## EXERCISE DIRECTIONS
Reproduce the listing below exactly. Pictures do not belong in the copy.

______

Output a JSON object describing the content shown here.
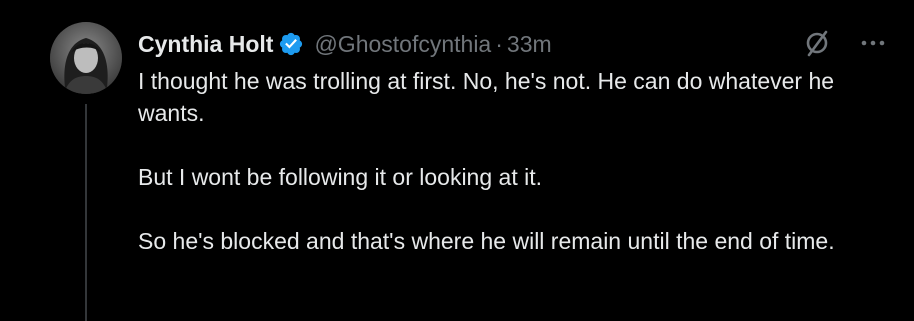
{
  "author": {
    "display_name": "Cynthia Holt",
    "handle": "@Ghostofcynthia",
    "separator": "·",
    "timestamp": "33m",
    "verified": true
  },
  "tweet": {
    "paragraphs": [
      "I thought he was trolling at first. No, he's not. He can do whatever he wants.",
      "But I wont be following it or looking at it.",
      "So he's blocked and that's where he will remain until the end of time."
    ]
  },
  "icons": {
    "verified": "verified-badge-icon",
    "grok": "grok-icon",
    "more": "more-options-icon"
  },
  "colors": {
    "background": "#000000",
    "text": "#e7e9ea",
    "muted": "#71767b",
    "verified_blue": "#1d9bf0",
    "thread_line": "#333639"
  }
}
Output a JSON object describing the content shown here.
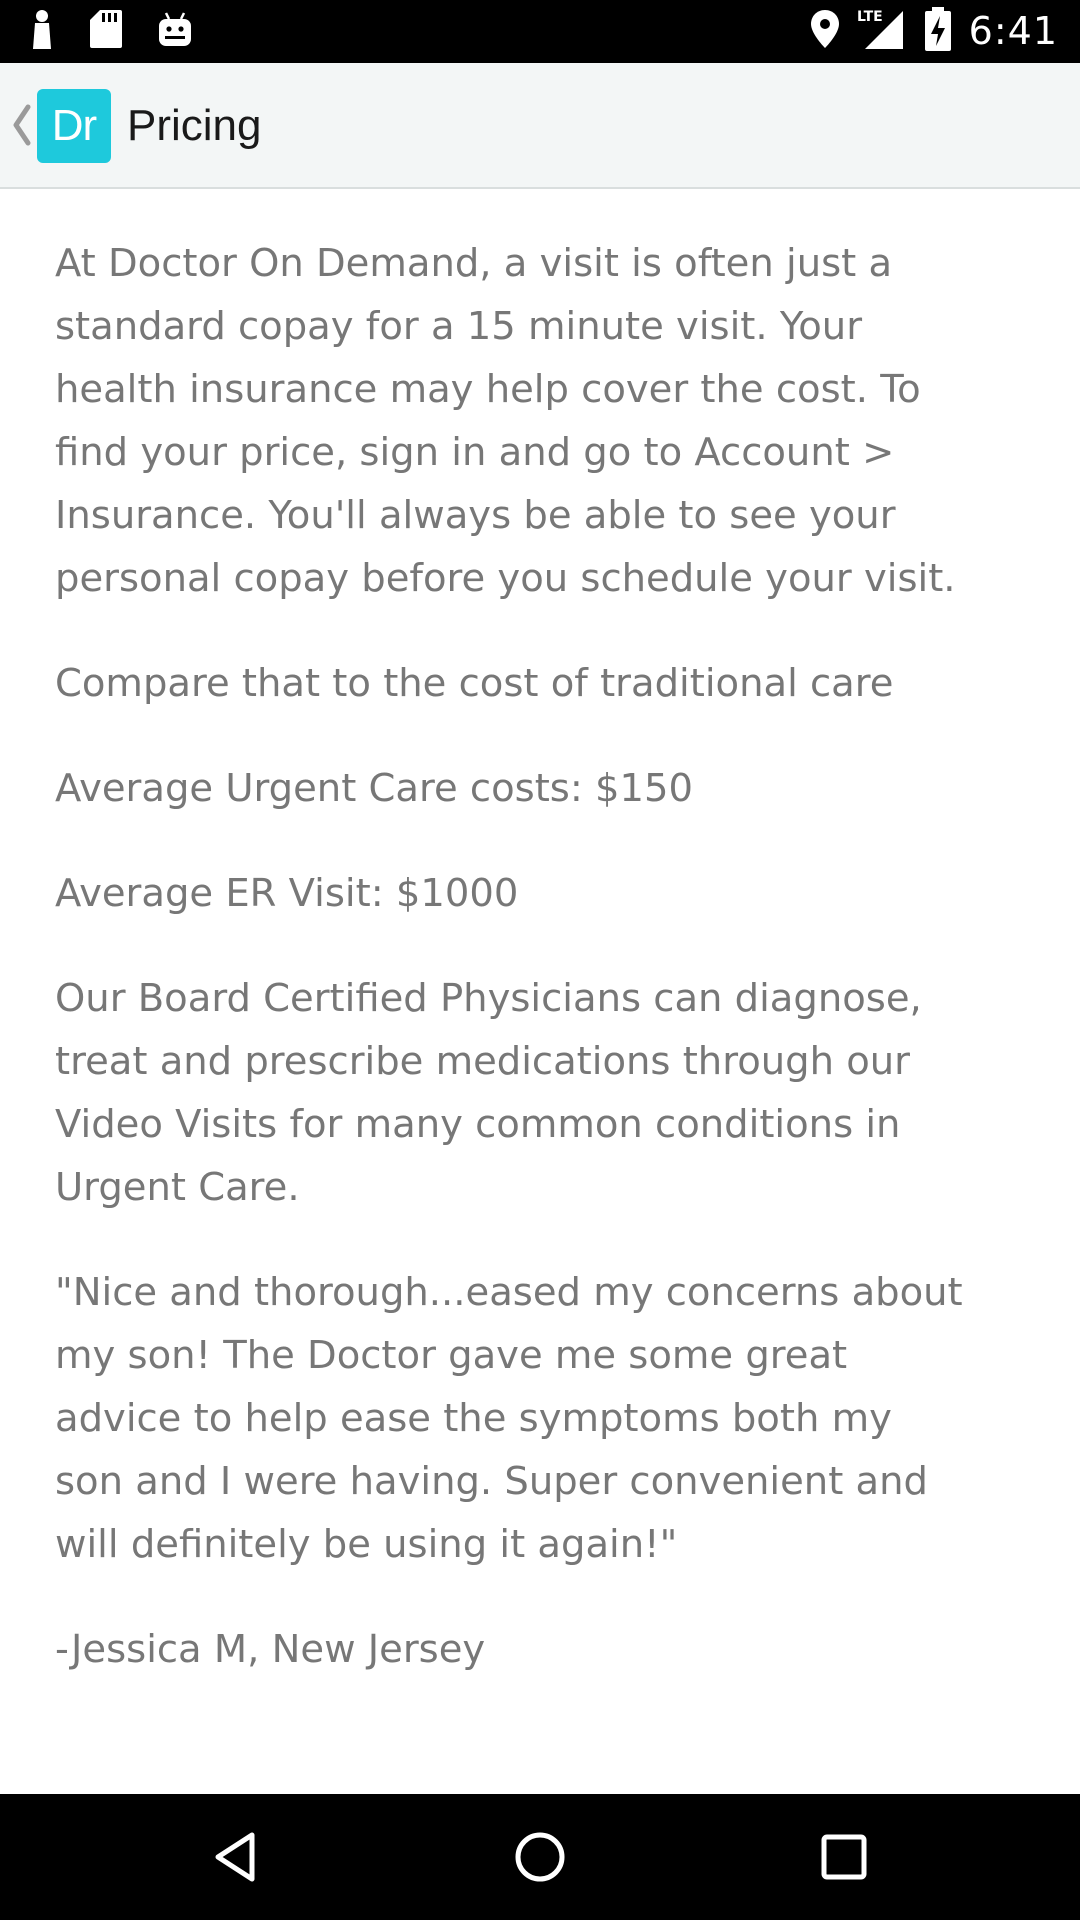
{
  "status_bar": {
    "time": "6:41",
    "network": "LTE",
    "icons": [
      "notification-person-icon",
      "sd-card-icon",
      "android-icon",
      "location-icon",
      "signal-icon",
      "battery-charging-icon"
    ]
  },
  "app_bar": {
    "logo_text": "Dr",
    "title": "Pricing",
    "logo_color": "#1ec9dc"
  },
  "content": {
    "paragraphs": [
      "At Doctor On Demand, a visit is often just a\nstandard copay for a 15 minute visit. Your\nhealth insurance may help cover the cost. To\nfind your price, sign in and go to Account >\nInsurance. You'll always be able to see your\npersonal copay before you schedule your visit.",
      "Compare that to the cost of traditional care",
      "Average Urgent Care costs: $150",
      "Average ER Visit: $1000",
      "Our Board Certified Physicians can diagnose,\ntreat and prescribe medications through our\nVideo Visits for many common conditions in\nUrgent Care.",
      "\"Nice and thorough...eased my concerns about\nmy son! The Doctor gave me some great\nadvice to help ease the symptoms both my\nson and I were having. Super convenient and\nwill definitely be using it again!\"",
      "-Jessica M, New Jersey"
    ]
  },
  "nav_bar": {
    "buttons": [
      "back-icon",
      "home-icon",
      "recents-icon"
    ]
  }
}
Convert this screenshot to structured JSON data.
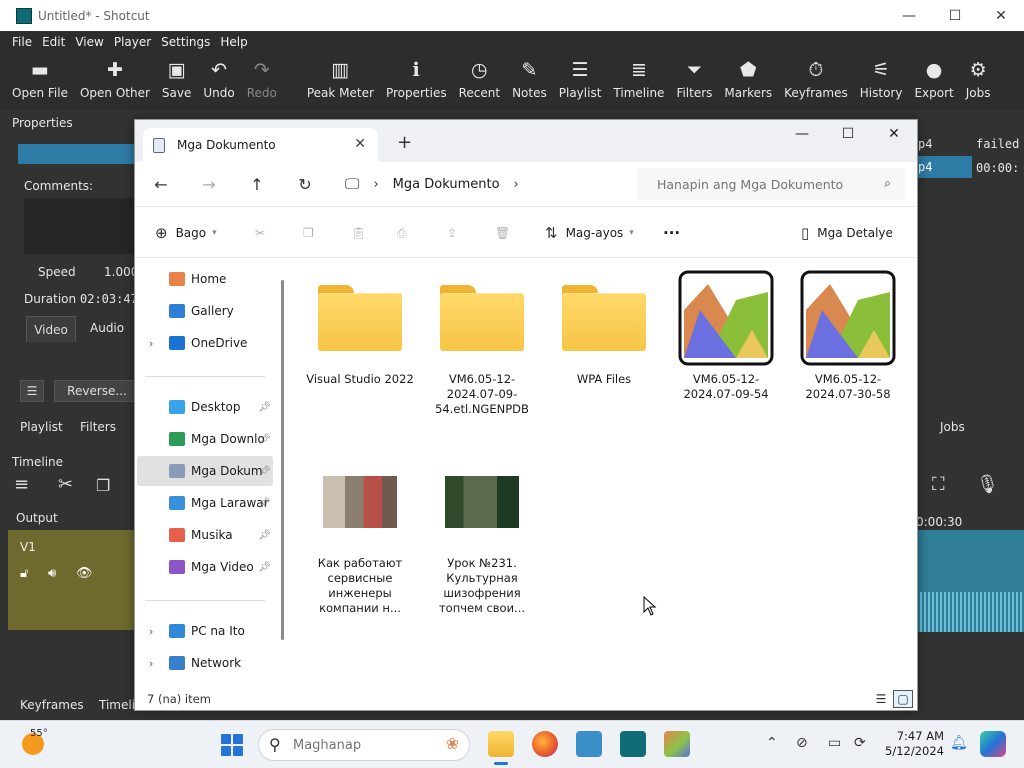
{
  "shotcut": {
    "title": "Untitled* - Shotcut",
    "window_controls": [
      "—",
      "☐",
      "✕"
    ],
    "menu": [
      "File",
      "Edit",
      "View",
      "Player",
      "Settings",
      "Help"
    ],
    "toolbar": [
      {
        "label": "Open File",
        "icon": "▬",
        "disabled": false
      },
      {
        "label": "Open Other",
        "icon": "✚",
        "disabled": false
      },
      {
        "label": "Save",
        "icon": "▣",
        "disabled": false
      },
      {
        "label": "Undo",
        "icon": "↶",
        "disabled": false
      },
      {
        "label": "Redo",
        "icon": "↷",
        "disabled": true
      },
      {
        "label": "Peak Meter",
        "icon": "▥",
        "disabled": false
      },
      {
        "label": "Properties",
        "icon": "ℹ",
        "disabled": false
      },
      {
        "label": "Recent",
        "icon": "◷",
        "disabled": false
      },
      {
        "label": "Notes",
        "icon": "✎",
        "disabled": false
      },
      {
        "label": "Playlist",
        "icon": "☰",
        "disabled": false
      },
      {
        "label": "Timeline",
        "icon": "≣",
        "disabled": false
      },
      {
        "label": "Filters",
        "icon": "⏷",
        "disabled": false
      },
      {
        "label": "Markers",
        "icon": "⬟",
        "disabled": false
      },
      {
        "label": "Keyframes",
        "icon": "⏱",
        "disabled": false
      },
      {
        "label": "History",
        "icon": "⚟",
        "disabled": false
      },
      {
        "label": "Export",
        "icon": "●",
        "disabled": false
      },
      {
        "label": "Jobs",
        "icon": "⚙",
        "disabled": false
      }
    ],
    "left_panel": {
      "properties_title": "Properties",
      "comments_label": "Comments:",
      "speed_label": "Speed",
      "speed_value": "1.0000",
      "duration_label": "Duration",
      "duration_value": "02:03:47",
      "tab_video": "Video",
      "tab_audio": "Audio",
      "reverse_button": "Reverse...",
      "playlist_tab": "Playlist",
      "filters_tab": "Filters",
      "timeline_title": "Timeline",
      "output_label": "Output",
      "track_v1": "V1",
      "keyframes_tab": "Keyframes",
      "timeline_tab": "Timeli"
    },
    "right_panel": {
      "job_name": "p4",
      "job_status": "failed",
      "job_name2": "p4",
      "job_time": "00:00:",
      "jobs_tab": "Jobs",
      "ruler_time": "0:00:30"
    }
  },
  "explorer": {
    "tab_title": "Mga Dokumento",
    "tab_close": "✕",
    "new_tab": "+",
    "window_controls": [
      "—",
      "☐",
      "✕"
    ],
    "breadcrumb": "Mga Dokumento",
    "search_placeholder": "Hanapin ang Mga Dokumento",
    "commands": {
      "new_label": "Bago",
      "sort_label": "Mag-ayos",
      "more_label": "···",
      "details_label": "Mga Detalye"
    },
    "nav_items": [
      {
        "label": "Home",
        "color": "#e8834a",
        "pinned": false,
        "chevron": false
      },
      {
        "label": "Gallery",
        "color": "#2f7fd6",
        "pinned": false,
        "chevron": false
      },
      {
        "label": "OneDrive",
        "color": "#1b73d3",
        "pinned": false,
        "chevron": true
      },
      {
        "label": "Desktop",
        "color": "#3aa2e8",
        "pinned": true,
        "chevron": false
      },
      {
        "label": "Mga Downlo",
        "color": "#2d9a55",
        "pinned": true,
        "chevron": false
      },
      {
        "label": "Mga Dokum",
        "color": "#8a9bb8",
        "pinned": true,
        "chevron": false
      },
      {
        "label": "Mga Larawar",
        "color": "#3a8fd9",
        "pinned": true,
        "chevron": false
      },
      {
        "label": "Musika",
        "color": "#e8604a",
        "pinned": true,
        "chevron": false
      },
      {
        "label": "Mga Video",
        "color": "#8b55c8",
        "pinned": true,
        "chevron": false
      },
      {
        "label": "PC na Ito",
        "color": "#2f8ad9",
        "pinned": false,
        "chevron": true
      },
      {
        "label": "Network",
        "color": "#3a7fc9",
        "pinned": false,
        "chevron": true
      }
    ],
    "files": [
      {
        "name": "Visual Studio 2022",
        "type": "folder"
      },
      {
        "name": "VM6.05-12-2024.07-09-54.etl.NGENPDB",
        "type": "folder"
      },
      {
        "name": "WPA Files",
        "type": "folder"
      },
      {
        "name": "VM6.05-12-2024.07-09-54",
        "type": "wpa"
      },
      {
        "name": "VM6.05-12-2024.07-30-58",
        "type": "wpa"
      },
      {
        "name": "Как работают сервисные инженеры компании н...",
        "type": "video1"
      },
      {
        "name": "Урок №231. Культурная шизофрения топчем свои...",
        "type": "video2"
      }
    ],
    "status_text": "7 (na) item"
  },
  "taskbar": {
    "temperature": "55°",
    "search_placeholder": "Maghanap",
    "time": "7:47 AM",
    "date": "5/12/2024"
  }
}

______

## EXERCISE SOLUTION
Output a JSON object describing the content shown here.
{
  "author": {
    "display_name": "Cynthia Holt",
    "handle": "@Ghostofcynthia",
    "separator": "·",
    "timestamp": "33m",
    "verified": true
  },
  "tweet": {
    "paragraphs": [
      "I thought he was trolling at first. No, he's not. He can do whatever he wants.",
      "But I wont be following it or looking at it.",
      "So he's blocked and that's where he will remain until the end of time."
    ]
  },
  "icons": {
    "verified": "verified-badge-icon",
    "grok": "grok-icon",
    "more": "more-options-icon"
  },
  "colors": {
    "background": "#000000",
    "text": "#e7e9ea",
    "muted": "#71767b",
    "verified_blue": "#1d9bf0",
    "thread_line": "#333639"
  }
}
Output a JSON object describing the content shown here.
{
  "status_bar": {
    "time": "6:41",
    "network": "LTE",
    "icons": [
      "notification-person-icon",
      "sd-card-icon",
      "android-icon",
      "location-icon",
      "signal-icon",
      "battery-charging-icon"
    ]
  },
  "app_bar": {
    "logo_text": "Dr",
    "title": "Pricing",
    "logo_color": "#1ec9dc"
  },
  "content": {
    "paragraphs": [
      "At Doctor On Demand, a visit is often just a\nstandard copay for a 15 minute visit. Your\nhealth insurance may help cover the cost. To\nfind your price, sign in and go to Account >\nInsurance. You'll always be able to see your\npersonal copay before you schedule your visit.",
      "Compare that to the cost of traditional care",
      "Average Urgent Care costs: $150",
      "Average ER Visit: $1000",
      "Our Board Certified Physicians can diagnose,\ntreat and prescribe medications through our\nVideo Visits for many common conditions in\nUrgent Care.",
      "\"Nice and thorough...eased my concerns about\nmy son! The Doctor gave me some great\nadvice to help ease the symptoms both my\nson and I were having. Super convenient and\nwill definitely be using it again!\"",
      "-Jessica M, New Jersey"
    ]
  },
  "nav_bar": {
    "buttons": [
      "back-icon",
      "home-icon",
      "recents-icon"
    ]
  }
}
Convert this screenshot to structured JSON data.
{
  "shotcut": {
    "title": "Untitled* - Shotcut",
    "window_controls": [
      "—",
      "☐",
      "✕"
    ],
    "menu": [
      "File",
      "Edit",
      "View",
      "Player",
      "Settings",
      "Help"
    ],
    "toolbar": [
      {
        "label": "Open File",
        "icon": "▬",
        "disabled": false
      },
      {
        "label": "Open Other",
        "icon": "✚",
        "disabled": false
      },
      {
        "label": "Save",
        "icon": "▣",
        "disabled": false
      },
      {
        "label": "Undo",
        "icon": "↶",
        "disabled": false
      },
      {
        "label": "Redo",
        "icon": "↷",
        "disabled": true
      },
      {
        "label": "Peak Meter",
        "icon": "▥",
        "disabled": false
      },
      {
        "label": "Properties",
        "icon": "ℹ",
        "disabled": false
      },
      {
        "label": "Recent",
        "icon": "◷",
        "disabled": false
      },
      {
        "label": "Notes",
        "icon": "✎",
        "disabled": false
      },
      {
        "label": "Playlist",
        "icon": "☰",
        "disabled": false
      },
      {
        "label": "Timeline",
        "icon": "≣",
        "disabled": false
      },
      {
        "label": "Filters",
        "icon": "⏷",
        "disabled": false
      },
      {
        "label": "Markers",
        "icon": "⬟",
        "disabled": false
      },
      {
        "label": "Keyframes",
        "icon": "⏱",
        "disabled": false
      },
      {
        "label": "History",
        "icon": "⚟",
        "disabled": false
      },
      {
        "label": "Export",
        "icon": "●",
        "disabled": false
      },
      {
        "label": "Jobs",
        "icon": "⚙",
        "disabled": false
      }
    ],
    "left_panel": {
      "properties_title": "Properties",
      "comments_label": "Comments:",
      "speed_label": "Speed",
      "speed_value": "1.0000",
      "duration_label": "Duration",
      "duration_value": "02:03:47",
      "tab_video": "Video",
      "tab_audio": "Audio",
      "reverse_button": "Reverse...",
      "playlist_tab": "Playlist",
      "filters_tab": "Filters",
      "timeline_title": "Timeline",
      "output_label": "Output",
      "track_v1": "V1",
      "keyframes_tab": "Keyframes",
      "timeline_tab": "Timeli"
    },
    "right_panel": {
      "job_name": "p4",
      "job_status": "failed",
      "job_name2": "p4",
      "job_time": "00:00:",
      "jobs_tab": "Jobs",
      "ruler_time": "0:00:30"
    }
  },
  "explorer": {
    "tab_title": "Mga Dokumento",
    "tab_close": "✕",
    "new_tab": "+",
    "window_controls": [
      "—",
      "☐",
      "✕"
    ],
    "breadcrumb": "Mga Dokumento",
    "search_placeholder": "Hanapin ang Mga Dokumento",
    "commands": {
      "new_label": "Bago",
      "sort_label": "Mag-ayos",
      "more_label": "···",
      "details_label": "Mga Detalye"
    },
    "nav_items": [
      {
        "label": "Home",
        "color": "#e8834a",
        "pinned": false,
        "chevron": false
      },
      {
        "label": "Gallery",
        "color": "#2f7fd6",
        "pinned": false,
        "chevron": false
      },
      {
        "label": "OneDrive",
        "color": "#1b73d3",
        "pinned": false,
        "chevron": true
      },
      {
        "label": "Desktop",
        "color": "#3aa2e8",
        "pinned": true,
        "chevron": false
      },
      {
        "label": "Mga Downlo",
        "color": "#2d9a55",
        "pinned": true,
        "chevron": false
      },
      {
        "label": "Mga Dokum",
        "color": "#8a9bb8",
        "pinned": true,
        "chevron": false
      },
      {
        "label": "Mga Larawar",
        "color": "#3a8fd9",
        "pinned": true,
        "chevron": false
      },
      {
        "label": "Musika",
        "color": "#e8604a",
        "pinned": true,
        "chevron": false
      },
      {
        "label": "Mga Video",
        "color": "#8b55c8",
        "pinned": true,
        "chevron": false
      },
      {
        "label": "PC na Ito",
        "color": "#2f8ad9",
        "pinned": false,
        "chevron": true
      },
      {
        "label": "Network",
        "color": "#3a7fc9",
        "pinned": false,
        "chevron": true
      }
    ],
    "files": [
      {
        "name": "Visual Studio 2022",
        "type": "folder"
      },
      {
        "name": "VM6.05-12-2024.07-09-54.etl.NGENPDB",
        "type": "folder"
      },
      {
        "name": "WPA Files",
        "type": "folder"
      },
      {
        "name": "VM6.05-12-2024.07-09-54",
        "type": "wpa"
      },
      {
        "name": "VM6.05-12-2024.07-30-58",
        "type": "wpa"
      },
      {
        "name": "Как работают сервисные инженеры компании н...",
        "type": "video1"
      },
      {
        "name": "Урок №231. Культурная шизофрения топчем свои...",
        "type": "video2"
      }
    ],
    "status_text": "7 (na) item"
  },
  "taskbar": {
    "temperature": "55°",
    "search_placeholder": "Maghanap",
    "time": "7:47 AM",
    "date": "5/12/2024"
  }
}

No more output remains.